In the field of organizational development, there are a number of disciplines and activities that needs to be undertaken. One of these areas is the organizational diagnosis and the application of structured organizational diagnostic tools. Organization diagnosis can be termed as a systematic approach that builds understanding and description of the present state of the organization. Diagnosis as a business term is a method of analyzing the problems within an organization and learning new patterns of behaviors which helps in enhancing the organization's capacity to assess and change its culture by proving an opportunity for organizational members to learn new things with the aim of ensuring that the organization remains engaged in a process of continuous improvement (Marvin, 2008).
Marvin (2008) asserts that an organization needs to survive or be successful in the rapidly growing society; it must therefore have flexible and capability for rapid transformation. For instance, Restructuring and downsizing are some off the ways of making the organization more effective, and before the organization is downsized and restructured, it needs to diagnose its departments to see the problems they have and to look for the solutions to these problems. In the process of developing a high performance within the organization, it is crucial to identify the problem areas for improvement.
Since the beginning of organizational development as a profession, organizational diagnosis has moved from the purely behavioral towards a strategic and holistic diagnostic approach. It has therefore moved away from looking at human interventions in isolation, to exploring the interactions of individuals in the context in which they operate. Conversely, as the organizations are increasingly becoming collaborative in nature, the traditional silo approach to diagnostic is becoming very rare. Organizational development and particularly the diagnostic phase of activities is spreading from occupational psychologist towards the main stream of business and this has been viewed as very essential for OD practitioners as the role is increasingly holistic.
However, according to debate-synthesis models, there are opposing sides that develop conflict within the organization. When the conflict is resolved then synthesis equilibrium is maintained until the moment another conflict arises. Organizational diagnosis is a chief practitioner skill. It usually examines two broad areas and the first area comprises of several interacting sub-elements that make up the organization such as the divisions, departments, products, and the relationships between them. The Organizational diagnosis may also include a comparison of the top middle, and lower levels of management in the organization. The second area of diagnosis concerns the organizational processes such as team problem-solving, decision-making, leadership and authority styles, communication networks, goal-setting and planning methods, and finally the management of conflict and competition (Marvin, 2008).
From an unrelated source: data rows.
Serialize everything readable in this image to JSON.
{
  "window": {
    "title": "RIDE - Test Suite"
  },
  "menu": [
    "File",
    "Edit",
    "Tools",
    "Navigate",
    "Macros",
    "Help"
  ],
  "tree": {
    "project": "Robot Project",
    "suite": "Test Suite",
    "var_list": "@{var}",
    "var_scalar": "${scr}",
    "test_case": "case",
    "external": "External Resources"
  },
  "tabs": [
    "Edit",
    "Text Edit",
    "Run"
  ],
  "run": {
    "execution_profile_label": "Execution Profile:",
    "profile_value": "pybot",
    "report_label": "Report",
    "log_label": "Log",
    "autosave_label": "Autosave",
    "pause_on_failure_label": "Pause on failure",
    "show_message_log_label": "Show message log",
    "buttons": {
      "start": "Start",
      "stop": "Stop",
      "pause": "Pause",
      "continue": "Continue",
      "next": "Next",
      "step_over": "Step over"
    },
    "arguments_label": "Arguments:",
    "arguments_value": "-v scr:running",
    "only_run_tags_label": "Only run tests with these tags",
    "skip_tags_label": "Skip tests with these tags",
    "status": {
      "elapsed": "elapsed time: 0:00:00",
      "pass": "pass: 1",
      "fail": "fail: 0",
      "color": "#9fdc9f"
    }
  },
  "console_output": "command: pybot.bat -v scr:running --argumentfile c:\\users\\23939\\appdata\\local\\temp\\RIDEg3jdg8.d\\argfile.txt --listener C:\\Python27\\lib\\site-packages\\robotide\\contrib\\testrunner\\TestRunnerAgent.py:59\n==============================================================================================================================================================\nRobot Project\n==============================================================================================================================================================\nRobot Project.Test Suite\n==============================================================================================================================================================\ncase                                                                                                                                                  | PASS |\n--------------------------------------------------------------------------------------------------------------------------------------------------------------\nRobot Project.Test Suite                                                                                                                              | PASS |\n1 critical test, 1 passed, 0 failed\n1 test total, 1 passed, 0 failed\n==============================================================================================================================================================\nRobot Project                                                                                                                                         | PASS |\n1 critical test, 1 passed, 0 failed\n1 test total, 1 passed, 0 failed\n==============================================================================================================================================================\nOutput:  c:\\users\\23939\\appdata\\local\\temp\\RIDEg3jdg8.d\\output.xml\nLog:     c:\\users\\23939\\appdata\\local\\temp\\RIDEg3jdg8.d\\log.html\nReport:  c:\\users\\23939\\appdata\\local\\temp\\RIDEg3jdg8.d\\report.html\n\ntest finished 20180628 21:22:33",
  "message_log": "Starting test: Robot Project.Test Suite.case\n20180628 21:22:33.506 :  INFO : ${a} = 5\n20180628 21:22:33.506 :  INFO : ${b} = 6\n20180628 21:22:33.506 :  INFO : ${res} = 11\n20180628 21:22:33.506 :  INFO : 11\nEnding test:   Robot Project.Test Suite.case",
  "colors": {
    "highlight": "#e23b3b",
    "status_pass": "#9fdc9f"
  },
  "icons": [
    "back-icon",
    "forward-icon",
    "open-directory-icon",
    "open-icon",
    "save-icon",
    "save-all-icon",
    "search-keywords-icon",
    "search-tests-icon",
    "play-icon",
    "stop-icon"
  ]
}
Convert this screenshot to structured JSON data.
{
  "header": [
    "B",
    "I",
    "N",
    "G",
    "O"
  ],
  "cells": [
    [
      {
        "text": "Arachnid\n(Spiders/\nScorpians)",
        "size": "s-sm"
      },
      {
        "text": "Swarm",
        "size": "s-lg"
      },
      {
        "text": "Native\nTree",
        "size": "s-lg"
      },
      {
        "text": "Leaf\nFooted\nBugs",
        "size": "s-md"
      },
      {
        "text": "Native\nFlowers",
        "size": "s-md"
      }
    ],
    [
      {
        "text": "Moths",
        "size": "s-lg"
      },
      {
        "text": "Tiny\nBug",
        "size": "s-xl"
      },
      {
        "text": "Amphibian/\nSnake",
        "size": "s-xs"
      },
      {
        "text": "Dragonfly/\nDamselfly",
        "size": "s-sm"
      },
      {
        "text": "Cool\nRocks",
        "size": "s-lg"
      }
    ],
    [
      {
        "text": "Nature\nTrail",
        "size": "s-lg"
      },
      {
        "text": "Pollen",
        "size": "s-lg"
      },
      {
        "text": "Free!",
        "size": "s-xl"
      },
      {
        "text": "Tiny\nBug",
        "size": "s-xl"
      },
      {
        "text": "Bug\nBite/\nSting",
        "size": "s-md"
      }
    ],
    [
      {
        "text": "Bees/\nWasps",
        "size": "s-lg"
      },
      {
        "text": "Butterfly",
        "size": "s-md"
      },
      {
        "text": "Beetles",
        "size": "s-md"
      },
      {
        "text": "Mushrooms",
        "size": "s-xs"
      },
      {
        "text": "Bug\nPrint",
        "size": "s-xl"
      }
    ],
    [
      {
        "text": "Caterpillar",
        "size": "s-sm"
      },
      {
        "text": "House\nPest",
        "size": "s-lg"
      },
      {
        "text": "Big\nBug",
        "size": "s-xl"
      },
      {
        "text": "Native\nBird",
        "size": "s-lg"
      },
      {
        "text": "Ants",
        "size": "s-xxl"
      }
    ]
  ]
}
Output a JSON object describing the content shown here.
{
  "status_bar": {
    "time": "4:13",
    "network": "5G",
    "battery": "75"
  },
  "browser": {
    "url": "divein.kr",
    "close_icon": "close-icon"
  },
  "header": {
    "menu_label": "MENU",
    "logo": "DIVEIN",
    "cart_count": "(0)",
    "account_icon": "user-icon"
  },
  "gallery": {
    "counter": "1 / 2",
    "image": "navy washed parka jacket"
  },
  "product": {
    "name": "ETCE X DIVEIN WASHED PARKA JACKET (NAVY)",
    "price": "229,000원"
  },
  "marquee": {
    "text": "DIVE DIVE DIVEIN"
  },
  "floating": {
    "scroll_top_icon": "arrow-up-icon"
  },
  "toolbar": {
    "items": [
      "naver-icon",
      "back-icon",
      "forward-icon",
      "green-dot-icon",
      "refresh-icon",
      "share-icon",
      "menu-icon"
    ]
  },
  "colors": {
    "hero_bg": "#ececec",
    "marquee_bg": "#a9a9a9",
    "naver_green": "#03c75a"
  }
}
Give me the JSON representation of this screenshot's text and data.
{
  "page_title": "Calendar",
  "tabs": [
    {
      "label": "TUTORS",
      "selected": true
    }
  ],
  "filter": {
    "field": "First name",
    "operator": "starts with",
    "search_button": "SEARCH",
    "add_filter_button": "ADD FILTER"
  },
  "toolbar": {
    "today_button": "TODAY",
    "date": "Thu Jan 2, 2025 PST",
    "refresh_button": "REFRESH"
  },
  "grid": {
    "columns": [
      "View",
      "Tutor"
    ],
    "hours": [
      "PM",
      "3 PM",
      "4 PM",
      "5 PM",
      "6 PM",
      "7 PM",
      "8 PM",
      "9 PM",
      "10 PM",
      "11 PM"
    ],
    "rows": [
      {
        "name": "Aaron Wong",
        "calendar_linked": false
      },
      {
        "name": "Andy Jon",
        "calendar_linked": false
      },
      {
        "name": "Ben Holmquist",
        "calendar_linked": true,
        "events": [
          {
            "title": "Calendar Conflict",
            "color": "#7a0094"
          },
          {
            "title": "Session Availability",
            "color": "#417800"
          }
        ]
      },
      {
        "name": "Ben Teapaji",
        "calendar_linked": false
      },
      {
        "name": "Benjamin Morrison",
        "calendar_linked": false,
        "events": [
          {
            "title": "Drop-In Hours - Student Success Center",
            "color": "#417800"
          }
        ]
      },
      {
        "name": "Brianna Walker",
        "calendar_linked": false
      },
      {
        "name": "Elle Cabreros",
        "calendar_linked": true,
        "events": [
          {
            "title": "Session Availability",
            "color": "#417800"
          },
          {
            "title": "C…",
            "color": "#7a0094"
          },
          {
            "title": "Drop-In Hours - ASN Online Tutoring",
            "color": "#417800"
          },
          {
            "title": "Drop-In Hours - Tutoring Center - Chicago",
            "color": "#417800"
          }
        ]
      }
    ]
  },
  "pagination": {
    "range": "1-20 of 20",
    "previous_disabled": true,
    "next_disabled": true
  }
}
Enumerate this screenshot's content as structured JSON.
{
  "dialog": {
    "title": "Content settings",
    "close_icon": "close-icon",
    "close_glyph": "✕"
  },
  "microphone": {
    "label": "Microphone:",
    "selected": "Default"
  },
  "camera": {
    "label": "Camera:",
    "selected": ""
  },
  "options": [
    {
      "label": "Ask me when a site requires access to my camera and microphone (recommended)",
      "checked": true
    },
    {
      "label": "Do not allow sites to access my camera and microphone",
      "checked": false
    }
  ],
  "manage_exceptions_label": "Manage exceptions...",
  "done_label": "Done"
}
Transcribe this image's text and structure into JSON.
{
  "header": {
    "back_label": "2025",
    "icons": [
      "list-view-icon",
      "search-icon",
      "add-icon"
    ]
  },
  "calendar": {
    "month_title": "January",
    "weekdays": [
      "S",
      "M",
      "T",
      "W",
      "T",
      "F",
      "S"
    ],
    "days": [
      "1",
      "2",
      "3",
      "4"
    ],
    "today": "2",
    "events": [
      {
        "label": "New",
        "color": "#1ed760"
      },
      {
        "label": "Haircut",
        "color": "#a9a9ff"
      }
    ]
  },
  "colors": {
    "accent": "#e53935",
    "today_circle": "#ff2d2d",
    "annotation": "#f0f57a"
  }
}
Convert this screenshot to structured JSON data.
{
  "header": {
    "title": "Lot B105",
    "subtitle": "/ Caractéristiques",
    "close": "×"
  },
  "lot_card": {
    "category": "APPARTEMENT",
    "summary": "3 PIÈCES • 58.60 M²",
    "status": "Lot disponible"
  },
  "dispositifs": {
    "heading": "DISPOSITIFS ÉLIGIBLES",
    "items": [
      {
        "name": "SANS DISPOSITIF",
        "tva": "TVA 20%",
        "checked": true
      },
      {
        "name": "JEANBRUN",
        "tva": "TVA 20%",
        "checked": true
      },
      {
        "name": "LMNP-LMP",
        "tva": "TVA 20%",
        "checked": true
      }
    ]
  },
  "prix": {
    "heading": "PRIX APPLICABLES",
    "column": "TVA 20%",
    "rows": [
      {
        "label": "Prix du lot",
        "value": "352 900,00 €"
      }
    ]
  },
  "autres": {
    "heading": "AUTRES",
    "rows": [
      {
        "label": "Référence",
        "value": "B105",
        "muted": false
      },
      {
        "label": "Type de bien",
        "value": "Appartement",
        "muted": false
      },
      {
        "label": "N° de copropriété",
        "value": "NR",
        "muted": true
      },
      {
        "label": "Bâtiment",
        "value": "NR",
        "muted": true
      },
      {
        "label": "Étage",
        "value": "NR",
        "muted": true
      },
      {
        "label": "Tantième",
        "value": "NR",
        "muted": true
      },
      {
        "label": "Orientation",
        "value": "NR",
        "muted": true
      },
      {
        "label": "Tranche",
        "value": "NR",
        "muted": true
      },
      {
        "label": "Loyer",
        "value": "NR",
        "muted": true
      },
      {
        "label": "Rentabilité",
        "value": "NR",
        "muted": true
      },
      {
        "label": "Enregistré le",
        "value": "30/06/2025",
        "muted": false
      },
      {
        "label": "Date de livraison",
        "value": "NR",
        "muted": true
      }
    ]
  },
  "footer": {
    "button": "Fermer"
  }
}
However, goal setting change involves defining gaps between where the organization is and where the contributing individuals wants it to be, setting goals and taking actions to reduce these gaps is one crucial element in measuring the results to identify new gaps. Because of environmental changes, there is a recurring pattern of goal setting that is usually followed with action and therefore many performance management systems are based on a gap analysis/goal setting/ action frame. The framework that is employed therefore capture how the organizations' change, or at least how we think concerning such changes within the organization. In this process, there is what we refer to as diagnostic cycle which defines the purpose of diagnosis which is to identify problems that face the organization and also determine their cause so as to help management to plan solutions. Research reveals that an organization diagnosis process is a powerful consciousness raising activities in its own right and usefulness depends on the actions that it induces. The major steps of a diagnostic cycle include the following: orientation, feedback, data gathering, implementation, goal setting, action planning, monitoring, and finally evaluation (Marvin, 2008).
Since the organization is made up of individuals who coordinate activities with others to carry out business transactions; the process of involving people leads to a number of areas getting affected, and must also be taken into account. Why an organization may not take such an initiative? There are a number of reasons: For one, most companies are simply willing to take their time to conduct an organizational diagnosis and for another, some companies are not sure of how to account for all the interconnected parts. Up to that point, I believe that it is vital for organizations to comprehend and take advantage of an organizational diagnosis since this process can: help confirm what you are aware of and remove blind spots, help laser in on other very essential; information, and finally reveal certain activities that they were not aware of (Marvin, 2008).
Marvin (2008) affirms that the organizational diagnosis is extremely important since organizations face new challenges in the global world. Since business has a number of interconnected activities; they are therefore interdependent to one another but not independent of one another. So when one unit acts on even one piece of the business, invariably, there are implications for other units or areas. In other words, a change in one part of your business may lead to impacting of entire business and this is why organization diagnosis is vital. Moreover, the effective diagnosis of organizational culture, structure, and operational strengths and weaknesses are therefore fundamental to any successful business organizational development intervention.
I would recommend that managerial department within the organization carry the following tasks: gather more data to confirm or disprove initial diagnosis, check the regional employment data to determine if data-processing personnel are being paid competitively, use diagnosis models as force-field analysis to understand problems better, and finally hold departmental meetings to explain bank procedures and rationale for how pay level needs to be set.